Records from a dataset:
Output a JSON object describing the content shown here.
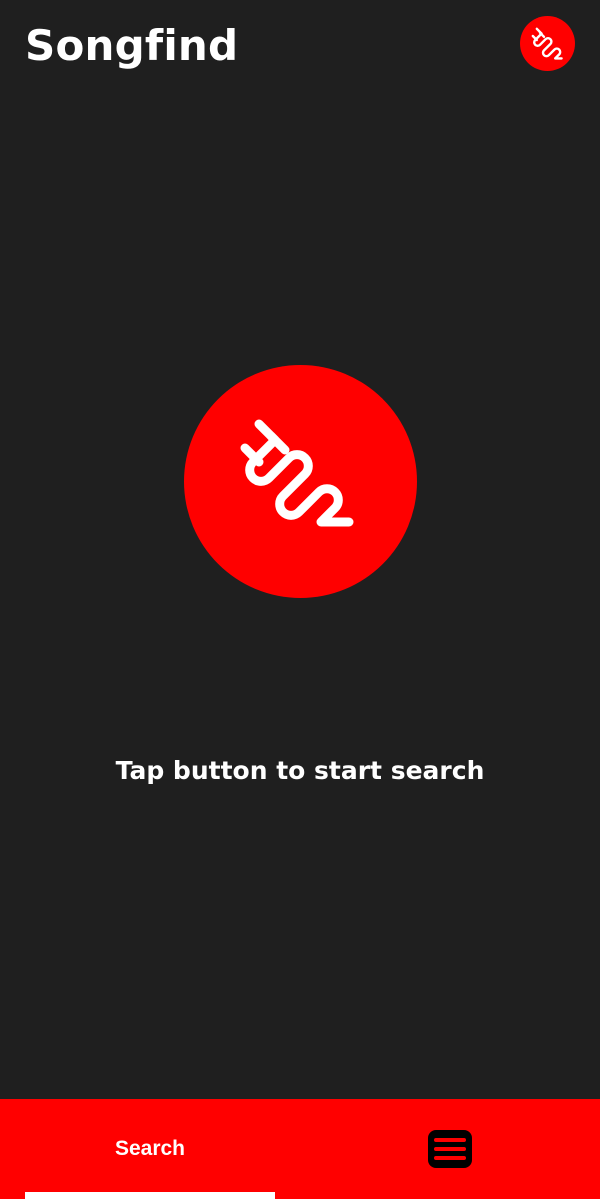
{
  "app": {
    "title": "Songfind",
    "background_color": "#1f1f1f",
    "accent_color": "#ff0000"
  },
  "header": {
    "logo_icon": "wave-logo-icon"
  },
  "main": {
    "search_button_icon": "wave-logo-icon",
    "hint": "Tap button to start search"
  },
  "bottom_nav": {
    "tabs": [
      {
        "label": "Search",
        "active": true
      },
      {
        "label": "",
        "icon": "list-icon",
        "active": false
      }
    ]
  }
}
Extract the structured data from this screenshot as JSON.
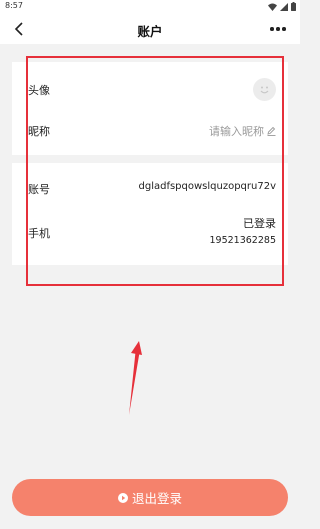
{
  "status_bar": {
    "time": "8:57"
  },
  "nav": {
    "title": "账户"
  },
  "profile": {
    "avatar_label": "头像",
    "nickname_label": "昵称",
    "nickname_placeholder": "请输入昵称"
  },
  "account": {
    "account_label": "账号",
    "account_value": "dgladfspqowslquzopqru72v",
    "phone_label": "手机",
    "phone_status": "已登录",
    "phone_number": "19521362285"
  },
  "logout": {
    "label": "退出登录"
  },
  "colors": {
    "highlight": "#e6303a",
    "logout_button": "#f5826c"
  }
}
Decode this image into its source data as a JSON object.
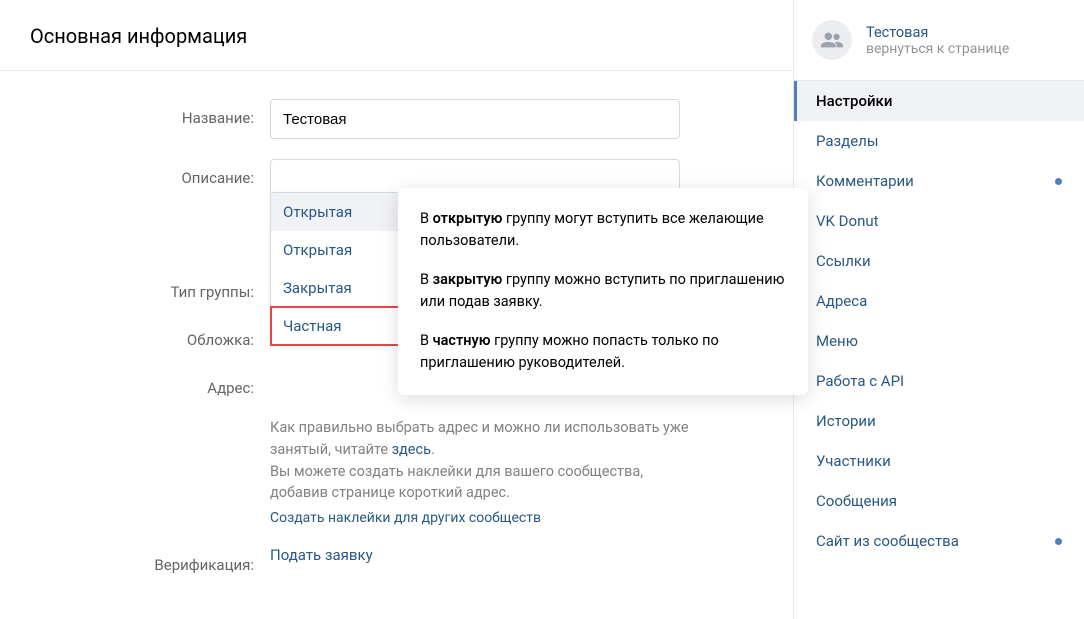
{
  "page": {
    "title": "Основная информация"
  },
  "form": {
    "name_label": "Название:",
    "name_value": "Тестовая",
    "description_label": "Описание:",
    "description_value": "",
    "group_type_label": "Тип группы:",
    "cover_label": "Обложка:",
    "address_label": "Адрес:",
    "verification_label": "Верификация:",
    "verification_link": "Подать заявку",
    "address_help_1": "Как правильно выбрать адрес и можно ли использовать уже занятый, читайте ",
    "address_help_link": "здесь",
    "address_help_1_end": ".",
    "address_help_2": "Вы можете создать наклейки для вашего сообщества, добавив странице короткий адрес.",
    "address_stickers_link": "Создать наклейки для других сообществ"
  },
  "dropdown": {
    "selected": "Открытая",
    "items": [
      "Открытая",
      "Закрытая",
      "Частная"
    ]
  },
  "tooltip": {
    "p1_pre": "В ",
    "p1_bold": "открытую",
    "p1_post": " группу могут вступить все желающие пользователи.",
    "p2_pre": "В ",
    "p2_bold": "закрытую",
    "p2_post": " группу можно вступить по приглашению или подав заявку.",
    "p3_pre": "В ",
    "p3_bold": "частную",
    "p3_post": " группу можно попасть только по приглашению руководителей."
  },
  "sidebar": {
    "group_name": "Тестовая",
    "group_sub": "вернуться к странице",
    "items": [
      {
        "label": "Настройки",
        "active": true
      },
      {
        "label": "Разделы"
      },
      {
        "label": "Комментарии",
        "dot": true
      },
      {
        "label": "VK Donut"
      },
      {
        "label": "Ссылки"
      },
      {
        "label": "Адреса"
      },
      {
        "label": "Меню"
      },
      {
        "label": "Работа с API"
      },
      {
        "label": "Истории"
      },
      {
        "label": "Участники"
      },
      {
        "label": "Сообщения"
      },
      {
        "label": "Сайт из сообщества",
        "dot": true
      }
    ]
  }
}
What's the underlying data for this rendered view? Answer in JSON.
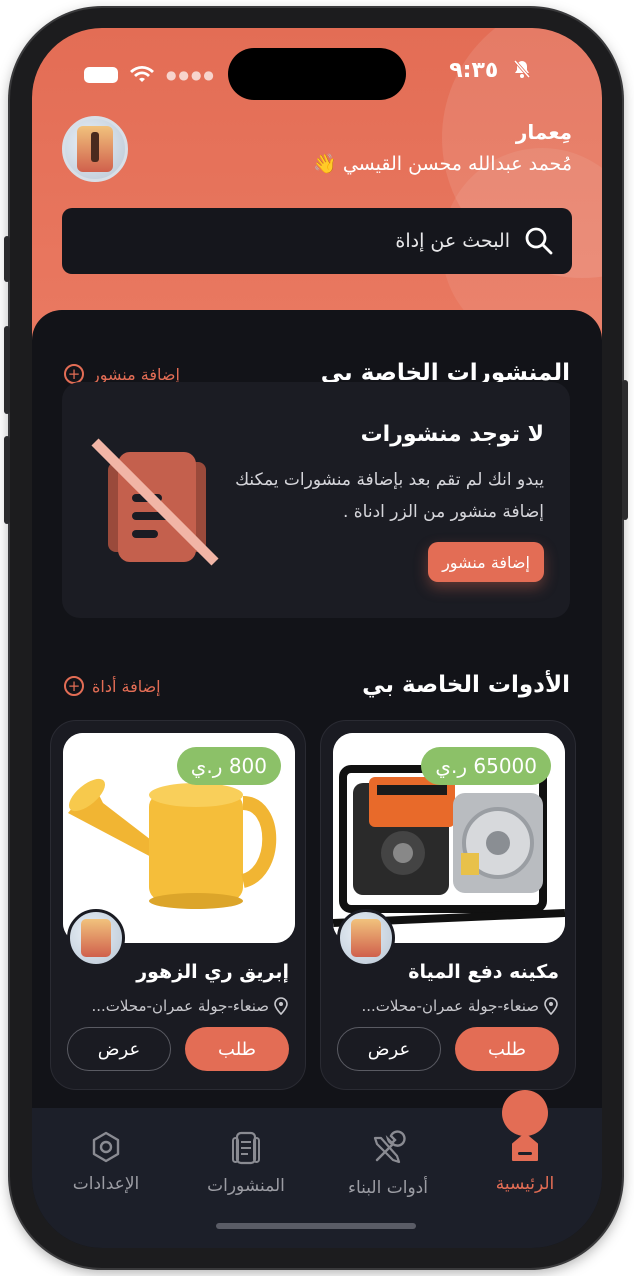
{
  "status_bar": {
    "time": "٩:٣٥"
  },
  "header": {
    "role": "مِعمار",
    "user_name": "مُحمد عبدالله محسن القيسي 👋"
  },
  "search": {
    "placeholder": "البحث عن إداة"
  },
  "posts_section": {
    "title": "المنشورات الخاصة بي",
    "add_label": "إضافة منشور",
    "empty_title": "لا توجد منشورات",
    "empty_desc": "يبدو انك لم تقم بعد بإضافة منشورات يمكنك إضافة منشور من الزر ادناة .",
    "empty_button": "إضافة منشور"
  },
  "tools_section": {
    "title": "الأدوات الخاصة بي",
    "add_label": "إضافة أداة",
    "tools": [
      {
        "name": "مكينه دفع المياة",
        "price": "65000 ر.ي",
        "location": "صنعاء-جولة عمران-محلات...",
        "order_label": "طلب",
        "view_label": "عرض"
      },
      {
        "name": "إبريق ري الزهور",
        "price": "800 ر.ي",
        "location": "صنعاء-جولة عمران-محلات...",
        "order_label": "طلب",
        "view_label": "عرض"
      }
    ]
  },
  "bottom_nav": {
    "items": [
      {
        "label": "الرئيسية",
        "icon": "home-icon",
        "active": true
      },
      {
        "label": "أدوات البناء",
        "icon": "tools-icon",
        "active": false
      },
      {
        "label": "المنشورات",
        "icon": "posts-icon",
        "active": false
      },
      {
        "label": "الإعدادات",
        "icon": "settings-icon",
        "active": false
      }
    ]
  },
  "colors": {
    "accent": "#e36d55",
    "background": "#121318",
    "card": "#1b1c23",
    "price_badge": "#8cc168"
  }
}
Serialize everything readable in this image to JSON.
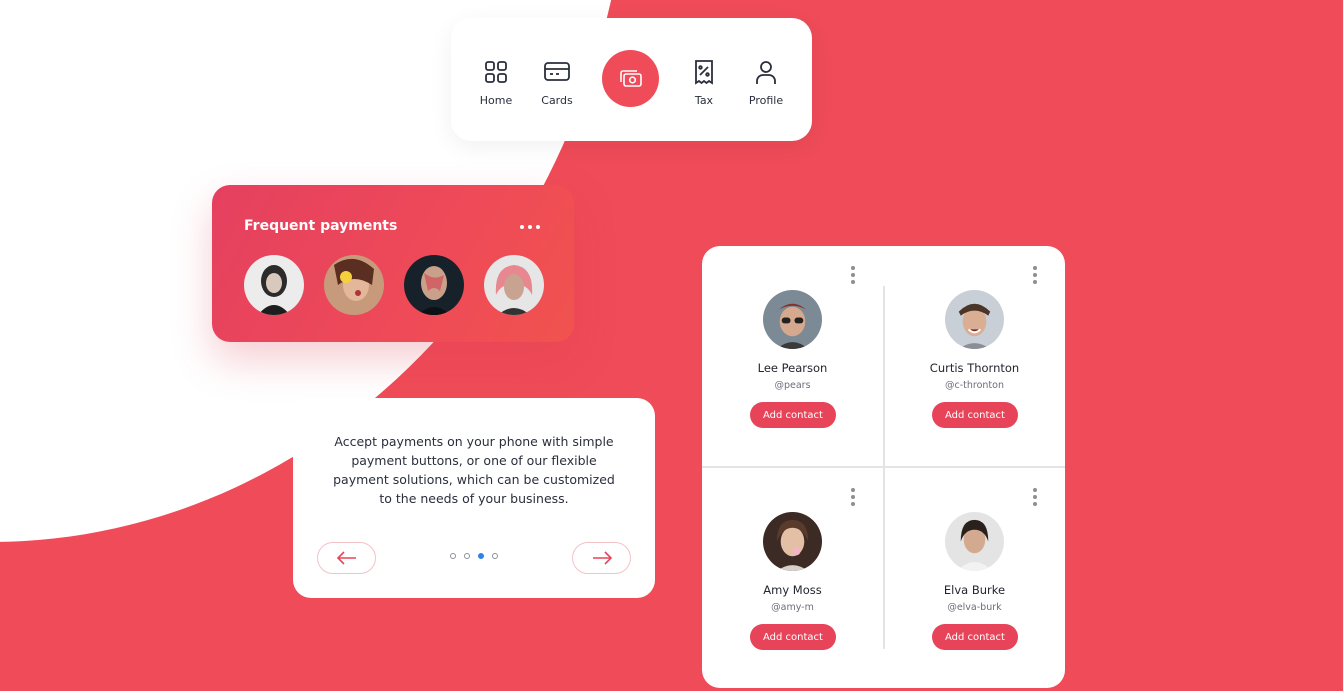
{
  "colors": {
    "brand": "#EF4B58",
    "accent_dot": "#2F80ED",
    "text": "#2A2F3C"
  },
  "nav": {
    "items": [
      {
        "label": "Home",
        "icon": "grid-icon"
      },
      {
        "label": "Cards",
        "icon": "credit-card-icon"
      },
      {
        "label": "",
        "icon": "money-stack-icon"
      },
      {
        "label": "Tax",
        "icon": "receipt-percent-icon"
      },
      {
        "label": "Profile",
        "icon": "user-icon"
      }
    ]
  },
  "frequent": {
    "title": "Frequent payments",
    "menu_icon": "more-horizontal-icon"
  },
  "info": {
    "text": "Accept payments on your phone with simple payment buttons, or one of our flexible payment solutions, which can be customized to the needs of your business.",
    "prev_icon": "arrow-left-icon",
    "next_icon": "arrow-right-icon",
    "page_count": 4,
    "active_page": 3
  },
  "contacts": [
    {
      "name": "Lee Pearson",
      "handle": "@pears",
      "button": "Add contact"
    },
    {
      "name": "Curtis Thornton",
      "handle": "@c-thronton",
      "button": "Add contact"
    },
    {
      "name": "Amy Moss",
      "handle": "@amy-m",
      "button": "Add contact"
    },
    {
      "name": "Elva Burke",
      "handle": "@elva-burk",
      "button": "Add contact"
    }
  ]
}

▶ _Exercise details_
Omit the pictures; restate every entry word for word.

▶ _Task output_
Output a JSON object describing the content shown here.
{
  "app": {
    "title": "Songfind",
    "background_color": "#1f1f1f",
    "accent_color": "#ff0000"
  },
  "header": {
    "logo_icon": "wave-logo-icon"
  },
  "main": {
    "search_button_icon": "wave-logo-icon",
    "hint": "Tap button to start search"
  },
  "bottom_nav": {
    "tabs": [
      {
        "label": "Search",
        "active": true
      },
      {
        "label": "",
        "icon": "list-icon",
        "active": false
      }
    ]
  }
}
Extract the structured data from this screenshot as JSON.
{
  "status_bar": {
    "time": "8:57"
  },
  "nav": {
    "title": "账户"
  },
  "profile": {
    "avatar_label": "头像",
    "nickname_label": "昵称",
    "nickname_placeholder": "请输入昵称"
  },
  "account": {
    "account_label": "账号",
    "account_value": "dgladfspqowslquzopqru72v",
    "phone_label": "手机",
    "phone_status": "已登录",
    "phone_number": "19521362285"
  },
  "logout": {
    "label": "退出登录"
  },
  "colors": {
    "highlight": "#e6303a",
    "logout_button": "#f5826c"
  }
}
Decode this image into its source data as a JSON object.
{
  "page": {
    "title": "Основная информация"
  },
  "form": {
    "name_label": "Название:",
    "name_value": "Тестовая",
    "description_label": "Описание:",
    "description_value": "",
    "group_type_label": "Тип группы:",
    "cover_label": "Обложка:",
    "address_label": "Адрес:",
    "verification_label": "Верификация:",
    "verification_link": "Подать заявку",
    "address_help_1": "Как правильно выбрать адрес и можно ли использовать уже занятый, читайте ",
    "address_help_link": "здесь",
    "address_help_1_end": ".",
    "address_help_2": "Вы можете создать наклейки для вашего сообщества, добавив странице короткий адрес.",
    "address_stickers_link": "Создать наклейки для других сообществ"
  },
  "dropdown": {
    "selected": "Открытая",
    "items": [
      "Открытая",
      "Закрытая",
      "Частная"
    ]
  },
  "tooltip": {
    "p1_pre": "В ",
    "p1_bold": "открытую",
    "p1_post": " группу могут вступить все желающие пользователи.",
    "p2_pre": "В ",
    "p2_bold": "закрытую",
    "p2_post": " группу можно вступить по приглашению или подав заявку.",
    "p3_pre": "В ",
    "p3_bold": "частную",
    "p3_post": " группу можно попасть только по приглашению руководителей."
  },
  "sidebar": {
    "group_name": "Тестовая",
    "group_sub": "вернуться к странице",
    "items": [
      {
        "label": "Настройки",
        "active": true
      },
      {
        "label": "Разделы"
      },
      {
        "label": "Комментарии",
        "dot": true
      },
      {
        "label": "VK Donut"
      },
      {
        "label": "Ссылки"
      },
      {
        "label": "Адреса"
      },
      {
        "label": "Меню"
      },
      {
        "label": "Работа с API"
      },
      {
        "label": "Истории"
      },
      {
        "label": "Участники"
      },
      {
        "label": "Сообщения"
      },
      {
        "label": "Сайт из сообщества",
        "dot": true
      }
    ]
  }
}
What's the underlying data for this rendered view? Answer in JSON.
{
  "status_bar": {
    "time": "٩:٣٥"
  },
  "header": {
    "role": "مِعمار",
    "user_name": "مُحمد عبدالله محسن القيسي 👋"
  },
  "search": {
    "placeholder": "البحث عن إداة"
  },
  "posts_section": {
    "title": "المنشورات الخاصة بي",
    "add_label": "إضافة منشور",
    "empty_title": "لا توجد منشورات",
    "empty_desc": "يبدو انك لم تقم بعد بإضافة منشورات يمكنك إضافة منشور من الزر ادناة .",
    "empty_button": "إضافة منشور"
  },
  "tools_section": {
    "title": "الأدوات الخاصة بي",
    "add_label": "إضافة أداة",
    "tools": [
      {
        "name": "مكينه دفع المياة",
        "price": "65000 ر.ي",
        "location": "صنعاء-جولة عمران-محلات...",
        "order_label": "طلب",
        "view_label": "عرض"
      },
      {
        "name": "إبريق ري الزهور",
        "price": "800 ر.ي",
        "location": "صنعاء-جولة عمران-محلات...",
        "order_label": "طلب",
        "view_label": "عرض"
      }
    ]
  },
  "bottom_nav": {
    "items": [
      {
        "label": "الرئيسية",
        "icon": "home-icon",
        "active": true
      },
      {
        "label": "أدوات البناء",
        "icon": "tools-icon",
        "active": false
      },
      {
        "label": "المنشورات",
        "icon": "posts-icon",
        "active": false
      },
      {
        "label": "الإعدادات",
        "icon": "settings-icon",
        "active": false
      }
    ]
  },
  "colors": {
    "accent": "#e36d55",
    "background": "#121318",
    "card": "#1b1c23",
    "price_badge": "#8cc168"
  }
}
Serialize everything readable in this image to JSON.
{
  "colors": {
    "brand": "#EF4B58",
    "accent_dot": "#2F80ED",
    "text": "#2A2F3C"
  },
  "nav": {
    "items": [
      {
        "label": "Home",
        "icon": "grid-icon"
      },
      {
        "label": "Cards",
        "icon": "credit-card-icon"
      },
      {
        "label": "",
        "icon": "money-stack-icon"
      },
      {
        "label": "Tax",
        "icon": "receipt-percent-icon"
      },
      {
        "label": "Profile",
        "icon": "user-icon"
      }
    ]
  },
  "frequent": {
    "title": "Frequent payments",
    "menu_icon": "more-horizontal-icon"
  },
  "info": {
    "text": "Accept payments on your phone with simple payment buttons, or one of our flexible payment solutions, which can be customized to the needs of your business.",
    "prev_icon": "arrow-left-icon",
    "next_icon": "arrow-right-icon",
    "page_count": 4,
    "active_page": 3
  },
  "contacts": [
    {
      "name": "Lee Pearson",
      "handle": "@pears",
      "button": "Add contact"
    },
    {
      "name": "Curtis Thornton",
      "handle": "@c-thronton",
      "button": "Add contact"
    },
    {
      "name": "Amy Moss",
      "handle": "@amy-m",
      "button": "Add contact"
    },
    {
      "name": "Elva Burke",
      "handle": "@elva-burk",
      "button": "Add contact"
    }
  ]
}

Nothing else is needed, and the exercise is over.